> [Goal of the exercise]:
Report the tally of lines featuring the word "subscription" in the entries below, without anything else.

[[ Records for this task, beginning ]]

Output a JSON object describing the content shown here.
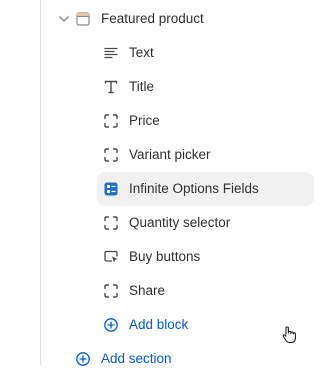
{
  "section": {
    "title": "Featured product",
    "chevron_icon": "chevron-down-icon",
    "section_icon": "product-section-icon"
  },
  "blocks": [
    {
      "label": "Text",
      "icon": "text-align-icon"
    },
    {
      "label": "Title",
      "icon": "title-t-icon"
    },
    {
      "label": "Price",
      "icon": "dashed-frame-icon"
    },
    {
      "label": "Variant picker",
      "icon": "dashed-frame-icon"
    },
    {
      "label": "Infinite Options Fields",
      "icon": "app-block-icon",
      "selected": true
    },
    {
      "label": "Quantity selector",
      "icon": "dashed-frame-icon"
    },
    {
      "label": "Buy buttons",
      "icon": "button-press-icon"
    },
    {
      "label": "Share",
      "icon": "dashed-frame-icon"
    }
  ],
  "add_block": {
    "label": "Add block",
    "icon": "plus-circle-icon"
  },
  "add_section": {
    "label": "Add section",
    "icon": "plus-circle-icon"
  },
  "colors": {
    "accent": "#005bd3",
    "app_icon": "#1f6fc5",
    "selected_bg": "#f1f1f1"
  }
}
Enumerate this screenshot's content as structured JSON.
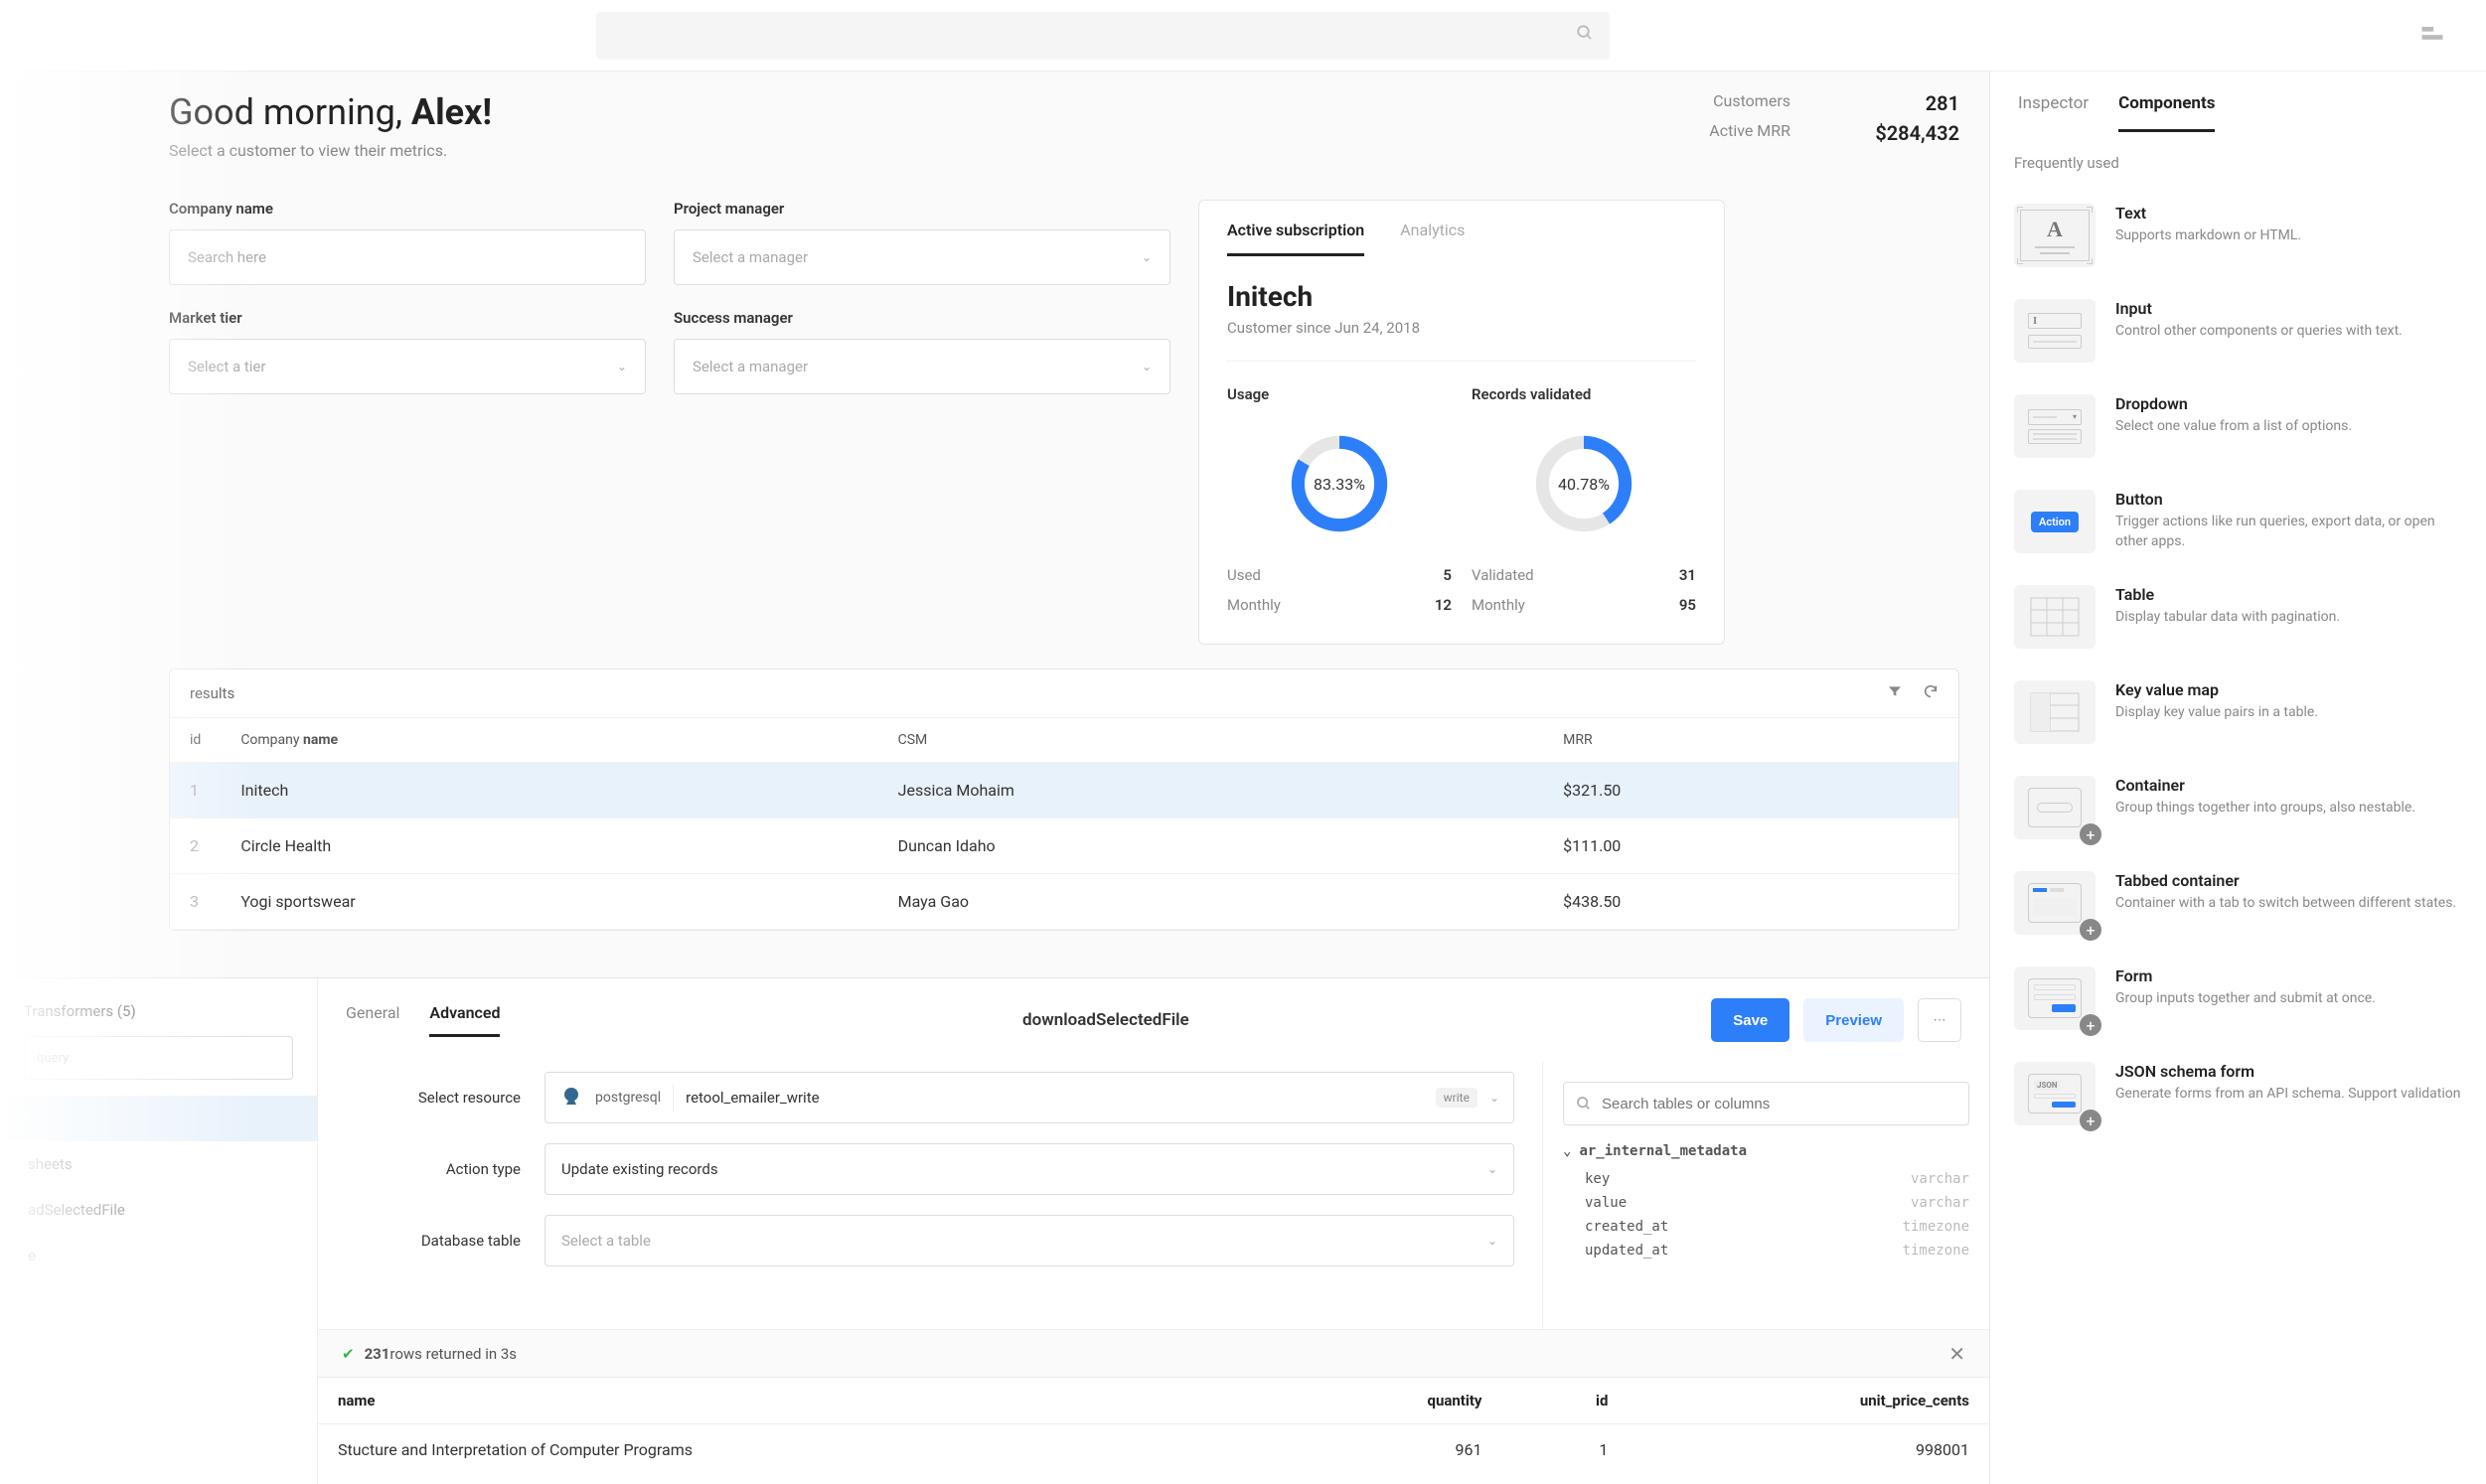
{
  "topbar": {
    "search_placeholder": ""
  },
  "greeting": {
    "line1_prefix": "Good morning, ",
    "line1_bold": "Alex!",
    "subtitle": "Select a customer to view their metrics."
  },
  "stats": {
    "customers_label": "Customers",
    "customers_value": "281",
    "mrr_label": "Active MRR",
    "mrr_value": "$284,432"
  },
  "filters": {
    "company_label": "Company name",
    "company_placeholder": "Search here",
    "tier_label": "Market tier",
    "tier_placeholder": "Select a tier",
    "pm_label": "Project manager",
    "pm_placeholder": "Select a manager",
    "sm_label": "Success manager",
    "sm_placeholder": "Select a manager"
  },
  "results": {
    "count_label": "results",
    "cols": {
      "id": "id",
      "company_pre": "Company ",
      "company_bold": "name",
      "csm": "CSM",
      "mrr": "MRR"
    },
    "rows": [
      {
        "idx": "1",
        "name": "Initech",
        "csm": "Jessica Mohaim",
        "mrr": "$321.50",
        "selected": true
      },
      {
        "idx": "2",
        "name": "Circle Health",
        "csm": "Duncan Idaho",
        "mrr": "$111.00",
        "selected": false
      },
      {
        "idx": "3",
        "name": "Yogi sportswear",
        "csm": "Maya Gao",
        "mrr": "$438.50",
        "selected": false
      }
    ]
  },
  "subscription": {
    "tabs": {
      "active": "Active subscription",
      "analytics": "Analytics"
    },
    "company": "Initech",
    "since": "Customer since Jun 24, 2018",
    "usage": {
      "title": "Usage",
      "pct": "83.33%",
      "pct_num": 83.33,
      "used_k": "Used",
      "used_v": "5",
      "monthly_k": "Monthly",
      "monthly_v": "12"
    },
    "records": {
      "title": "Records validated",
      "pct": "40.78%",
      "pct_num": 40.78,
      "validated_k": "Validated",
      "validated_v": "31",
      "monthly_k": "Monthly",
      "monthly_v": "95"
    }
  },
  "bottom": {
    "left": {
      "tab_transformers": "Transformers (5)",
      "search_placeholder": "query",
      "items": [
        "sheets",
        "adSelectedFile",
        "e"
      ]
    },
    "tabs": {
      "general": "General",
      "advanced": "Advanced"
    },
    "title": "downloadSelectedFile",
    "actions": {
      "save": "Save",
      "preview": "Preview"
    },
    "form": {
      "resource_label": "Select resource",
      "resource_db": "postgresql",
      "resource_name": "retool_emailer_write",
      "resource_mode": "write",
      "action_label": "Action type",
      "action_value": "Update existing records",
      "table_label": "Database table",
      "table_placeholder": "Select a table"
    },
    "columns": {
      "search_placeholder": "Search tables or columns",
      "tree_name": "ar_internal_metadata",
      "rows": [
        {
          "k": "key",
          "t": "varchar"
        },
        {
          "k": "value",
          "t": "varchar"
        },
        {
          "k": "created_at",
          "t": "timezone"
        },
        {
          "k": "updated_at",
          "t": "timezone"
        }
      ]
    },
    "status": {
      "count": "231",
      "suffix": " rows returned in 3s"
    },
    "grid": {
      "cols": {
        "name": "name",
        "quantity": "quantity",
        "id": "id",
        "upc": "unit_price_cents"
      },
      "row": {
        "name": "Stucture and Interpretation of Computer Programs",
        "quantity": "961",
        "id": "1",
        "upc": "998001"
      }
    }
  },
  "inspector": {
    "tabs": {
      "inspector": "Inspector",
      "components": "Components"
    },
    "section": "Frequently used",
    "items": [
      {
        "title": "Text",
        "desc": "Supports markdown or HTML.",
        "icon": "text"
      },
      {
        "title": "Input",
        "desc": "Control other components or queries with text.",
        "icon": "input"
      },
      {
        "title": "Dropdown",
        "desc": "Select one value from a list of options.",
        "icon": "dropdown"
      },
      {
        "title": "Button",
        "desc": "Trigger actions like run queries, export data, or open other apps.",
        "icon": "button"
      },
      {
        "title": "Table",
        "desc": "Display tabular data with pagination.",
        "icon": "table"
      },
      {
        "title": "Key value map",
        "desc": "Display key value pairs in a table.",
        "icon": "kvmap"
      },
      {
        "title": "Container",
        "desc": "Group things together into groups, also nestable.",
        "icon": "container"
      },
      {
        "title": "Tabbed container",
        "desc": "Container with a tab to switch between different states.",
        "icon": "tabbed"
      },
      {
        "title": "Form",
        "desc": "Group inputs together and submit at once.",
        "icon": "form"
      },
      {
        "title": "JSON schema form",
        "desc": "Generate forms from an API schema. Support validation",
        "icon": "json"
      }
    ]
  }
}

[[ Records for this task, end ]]

> [Result for this task]:
2